Five Questions with Joan Myers
Gospel singer and songwriter Joan Myers is a woman with a passion for music. A dynamic performer, Myers has toured the Caribbean, Canada, the British Virgin Islands, and the United States as a backup and lead vocalist with celebrated gospel group Grace Thrillers, with whom she recorded two albums, Can’t even Walk and Make us One. Myers, who now resides in the United States, has also enjoyed international success as a solo artiste, and in 2000 recorded her solo album, Wanna Be Ur’s, at Freddie McGregor’s Big Ship Studio in St Andrew.
However, it has been a while since Myers – who pursued a degree in accounting at the City University of New York – has released a new album, although her presence is still very much felt in music circles with live performances, and also online since the COVID-19 pandemic.
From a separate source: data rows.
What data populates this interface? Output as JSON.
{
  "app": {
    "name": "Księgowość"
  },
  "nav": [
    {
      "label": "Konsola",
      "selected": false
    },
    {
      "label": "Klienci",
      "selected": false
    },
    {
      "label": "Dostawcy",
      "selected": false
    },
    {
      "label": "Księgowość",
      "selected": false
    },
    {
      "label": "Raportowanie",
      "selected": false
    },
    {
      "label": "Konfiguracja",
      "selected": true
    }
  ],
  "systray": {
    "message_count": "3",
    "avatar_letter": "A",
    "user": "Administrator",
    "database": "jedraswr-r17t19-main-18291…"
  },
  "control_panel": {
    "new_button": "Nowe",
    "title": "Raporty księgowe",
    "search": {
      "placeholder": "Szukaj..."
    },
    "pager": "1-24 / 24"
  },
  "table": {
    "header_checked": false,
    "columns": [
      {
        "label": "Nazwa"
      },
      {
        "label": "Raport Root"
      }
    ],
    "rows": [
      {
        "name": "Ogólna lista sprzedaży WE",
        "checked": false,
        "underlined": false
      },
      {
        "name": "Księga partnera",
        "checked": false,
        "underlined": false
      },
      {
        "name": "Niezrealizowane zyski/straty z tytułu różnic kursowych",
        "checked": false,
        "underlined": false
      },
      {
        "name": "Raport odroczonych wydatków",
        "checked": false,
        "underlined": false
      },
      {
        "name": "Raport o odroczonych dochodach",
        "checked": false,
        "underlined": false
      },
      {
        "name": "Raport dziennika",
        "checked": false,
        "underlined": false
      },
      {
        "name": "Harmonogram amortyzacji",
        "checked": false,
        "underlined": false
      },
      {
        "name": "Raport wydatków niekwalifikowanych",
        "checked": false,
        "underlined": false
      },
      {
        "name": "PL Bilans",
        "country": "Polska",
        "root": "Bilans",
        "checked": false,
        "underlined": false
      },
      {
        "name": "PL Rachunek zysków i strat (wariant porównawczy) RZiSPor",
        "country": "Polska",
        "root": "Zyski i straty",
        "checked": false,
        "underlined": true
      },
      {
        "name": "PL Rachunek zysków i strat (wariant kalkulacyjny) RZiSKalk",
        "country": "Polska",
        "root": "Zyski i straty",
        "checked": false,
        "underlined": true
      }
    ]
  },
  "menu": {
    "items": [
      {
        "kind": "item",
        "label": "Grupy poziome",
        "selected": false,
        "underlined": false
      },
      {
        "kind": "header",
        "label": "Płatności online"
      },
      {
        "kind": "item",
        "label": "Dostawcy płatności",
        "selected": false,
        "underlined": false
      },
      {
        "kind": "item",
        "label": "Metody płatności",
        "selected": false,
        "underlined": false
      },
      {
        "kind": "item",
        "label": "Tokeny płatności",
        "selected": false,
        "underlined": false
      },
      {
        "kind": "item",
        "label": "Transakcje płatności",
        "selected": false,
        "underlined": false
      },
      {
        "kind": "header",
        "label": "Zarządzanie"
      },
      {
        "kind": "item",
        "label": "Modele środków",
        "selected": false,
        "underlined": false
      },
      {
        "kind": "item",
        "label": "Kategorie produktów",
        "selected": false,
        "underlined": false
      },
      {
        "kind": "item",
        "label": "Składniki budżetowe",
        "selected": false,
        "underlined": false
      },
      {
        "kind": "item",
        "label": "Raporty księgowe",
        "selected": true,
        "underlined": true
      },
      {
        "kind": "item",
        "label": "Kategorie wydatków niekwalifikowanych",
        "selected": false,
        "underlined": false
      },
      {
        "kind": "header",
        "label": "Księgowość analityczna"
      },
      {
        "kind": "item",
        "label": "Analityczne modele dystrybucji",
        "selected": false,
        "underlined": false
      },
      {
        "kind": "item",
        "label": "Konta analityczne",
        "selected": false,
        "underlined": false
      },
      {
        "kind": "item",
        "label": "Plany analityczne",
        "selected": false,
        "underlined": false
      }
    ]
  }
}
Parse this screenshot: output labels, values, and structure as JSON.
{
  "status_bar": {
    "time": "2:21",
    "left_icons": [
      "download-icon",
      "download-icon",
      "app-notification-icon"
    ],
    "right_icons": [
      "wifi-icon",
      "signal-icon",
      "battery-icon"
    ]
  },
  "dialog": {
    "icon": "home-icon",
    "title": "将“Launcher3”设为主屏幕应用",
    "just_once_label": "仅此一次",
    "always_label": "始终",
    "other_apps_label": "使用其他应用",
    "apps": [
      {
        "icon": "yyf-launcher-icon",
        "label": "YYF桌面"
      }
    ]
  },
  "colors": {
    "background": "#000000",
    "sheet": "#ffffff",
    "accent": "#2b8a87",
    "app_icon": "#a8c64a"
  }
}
She told The Gleaner that the time is now and that she is ready to go back in the studio alongside her musical sibling, Benjy Myaz, who is also her producer.
Myers recently worked on a project to encourage persons of Caribbean heritage to register in the upcoming United States census. Born in Jamaica to Reverend and Mrs Myers, her musical development began at a place called Haddington in the hills of Hanover. Joan remains a proud Hanoverian and believes that God has called her as a strong woman to make Him famous among the feeble.
1. Why was it important to you to get involved in this census project?
The 2020 census is a very historic initiative in America because, for the first time, Caribbean immigrants and those of Caribbean ancestry are able to accurately self-identify on census forms not just as a race but of a specific ethnicity.
2. What was the creative/recording process like?
When I was asked initially by the executive producer of the 2020 census initiative, Gerry Hopkin, to be a part of this project, I was somewhat hesitant. I reached out to my brother Benjy Myaz – producer, singer, arranger of My Werks Music – with some lyrics that I wrote and told him that I wanted him to produce the music. He reviewed the lyrics and sent me the track. I had to rewrite some of the initial lyrics for it to flow, bearing in mind the overall picture of what census is all about. I then reached out to the executive producer and again, we altered the lyrics. It was exciting to just watch it all come together with me and my brother in different spaces, as well as Gerry.
3. Have you done other projects with your sibling?
I recorded a project with my brother a few years ago, and that includes an original piece written by him. It is a beautiful project overall.
4. What are the other works in the pipeline for you?
I recently had a conversation with my brother about going back in the studio. Yes! It is time. I am often asked, ‘when will you be doing some recording?’ and the response is “in the right time”. My brother and I lost both of our parents recently, and for me, taking time to care for them in the ailing phases of their lives was my priority. I did that and I am now ready for my new and passionate life.
5. How has COVID impacted you, and what lessons have been learnt?
The new normal of living through COVID-19 as a singer has afforded me to be more creative with my musical skills. The fact that events are currently not held where you can physically gather now calls for singers/musicians to find ways in which they can remain present and current within the industry. I do play the rhythm guitar and I am now able to go back to that craft and spend time redeveloping that skill. I also saw the opportunity in doing the 2020 Census PSA Jingle as a way of my being present and alive. Being prepared at all times is a lesson COVID has taught me in terms of my ability to use technology to its fullest by reaching people virtually networking/collaboration matters, and it works. I am therefore responding to this challenge with a kind of ingenuity from a creative mindset.